* _Exercise material_
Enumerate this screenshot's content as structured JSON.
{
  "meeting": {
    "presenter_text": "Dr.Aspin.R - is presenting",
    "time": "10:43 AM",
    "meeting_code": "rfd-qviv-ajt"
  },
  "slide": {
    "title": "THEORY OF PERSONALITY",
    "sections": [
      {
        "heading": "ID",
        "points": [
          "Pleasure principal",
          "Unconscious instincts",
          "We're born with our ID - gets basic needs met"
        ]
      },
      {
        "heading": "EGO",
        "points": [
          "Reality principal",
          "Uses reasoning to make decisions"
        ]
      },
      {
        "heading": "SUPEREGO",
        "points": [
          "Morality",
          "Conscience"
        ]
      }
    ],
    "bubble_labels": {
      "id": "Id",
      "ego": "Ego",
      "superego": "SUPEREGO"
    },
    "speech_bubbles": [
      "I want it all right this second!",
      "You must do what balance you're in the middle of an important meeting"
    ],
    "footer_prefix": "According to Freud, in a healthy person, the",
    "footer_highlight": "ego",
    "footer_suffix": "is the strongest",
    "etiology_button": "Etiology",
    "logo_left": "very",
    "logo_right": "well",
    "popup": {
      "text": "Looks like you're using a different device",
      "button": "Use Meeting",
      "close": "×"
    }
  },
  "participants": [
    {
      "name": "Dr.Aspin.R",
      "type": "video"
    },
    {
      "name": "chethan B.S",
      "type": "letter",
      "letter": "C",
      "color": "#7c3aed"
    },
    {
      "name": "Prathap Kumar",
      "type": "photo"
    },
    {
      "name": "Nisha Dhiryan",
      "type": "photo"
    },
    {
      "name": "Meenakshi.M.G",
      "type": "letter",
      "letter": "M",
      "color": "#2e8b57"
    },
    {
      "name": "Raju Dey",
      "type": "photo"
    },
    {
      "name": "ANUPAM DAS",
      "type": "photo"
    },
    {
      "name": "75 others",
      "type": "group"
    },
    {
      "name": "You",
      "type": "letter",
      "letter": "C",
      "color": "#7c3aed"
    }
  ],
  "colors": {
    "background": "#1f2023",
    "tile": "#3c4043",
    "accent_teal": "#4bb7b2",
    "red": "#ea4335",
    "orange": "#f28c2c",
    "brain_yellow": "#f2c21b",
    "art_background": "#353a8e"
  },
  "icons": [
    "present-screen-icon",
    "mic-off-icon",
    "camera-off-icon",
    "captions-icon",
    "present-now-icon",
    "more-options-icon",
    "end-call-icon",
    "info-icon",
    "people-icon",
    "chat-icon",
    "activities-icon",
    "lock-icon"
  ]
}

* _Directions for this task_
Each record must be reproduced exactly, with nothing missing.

* _Answer area_
Enumerate this screenshot's content as structured JSON.
{
  "meeting": {
    "presenter_text": "Dr.Aspin.R - is presenting",
    "time": "10:43 AM",
    "meeting_code": "rfd-qviv-ajt"
  },
  "slide": {
    "title": "THEORY OF PERSONALITY",
    "sections": [
      {
        "heading": "ID",
        "points": [
          "Pleasure principal",
          "Unconscious instincts",
          "We're born with our ID - gets basic needs met"
        ]
      },
      {
        "heading": "EGO",
        "points": [
          "Reality principal",
          "Uses reasoning to make decisions"
        ]
      },
      {
        "heading": "SUPEREGO",
        "points": [
          "Morality",
          "Conscience"
        ]
      }
    ],
    "bubble_labels": {
      "id": "Id",
      "ego": "Ego",
      "superego": "SUPEREGO"
    },
    "speech_bubbles": [
      "I want it all right this second!",
      "You must do what balance you're in the middle of an important meeting"
    ],
    "footer_prefix": "According to Freud, in a healthy person, the",
    "footer_highlight": "ego",
    "footer_suffix": "is the strongest",
    "etiology_button": "Etiology",
    "logo_left": "very",
    "logo_right": "well",
    "popup": {
      "text": "Looks like you're using a different device",
      "button": "Use Meeting",
      "close": "×"
    }
  },
  "participants": [
    {
      "name": "Dr.Aspin.R",
      "type": "video"
    },
    {
      "name": "chethan B.S",
      "type": "letter",
      "letter": "C",
      "color": "#7c3aed"
    },
    {
      "name": "Prathap Kumar",
      "type": "photo"
    },
    {
      "name": "Nisha Dhiryan",
      "type": "photo"
    },
    {
      "name": "Meenakshi.M.G",
      "type": "letter",
      "letter": "M",
      "color": "#2e8b57"
    },
    {
      "name": "Raju Dey",
      "type": "photo"
    },
    {
      "name": "ANUPAM DAS",
      "type": "photo"
    },
    {
      "name": "75 others",
      "type": "group"
    },
    {
      "name": "You",
      "type": "letter",
      "letter": "C",
      "color": "#7c3aed"
    }
  ],
  "colors": {
    "background": "#1f2023",
    "tile": "#3c4043",
    "accent_teal": "#4bb7b2",
    "red": "#ea4335",
    "orange": "#f28c2c",
    "brain_yellow": "#f2c21b",
    "art_background": "#353a8e"
  },
  "icons": [
    "present-screen-icon",
    "mic-off-icon",
    "camera-off-icon",
    "captions-icon",
    "present-now-icon",
    "more-options-icon",
    "end-call-icon",
    "info-icon",
    "people-icon",
    "chat-icon",
    "activities-icon",
    "lock-icon"
  ]
}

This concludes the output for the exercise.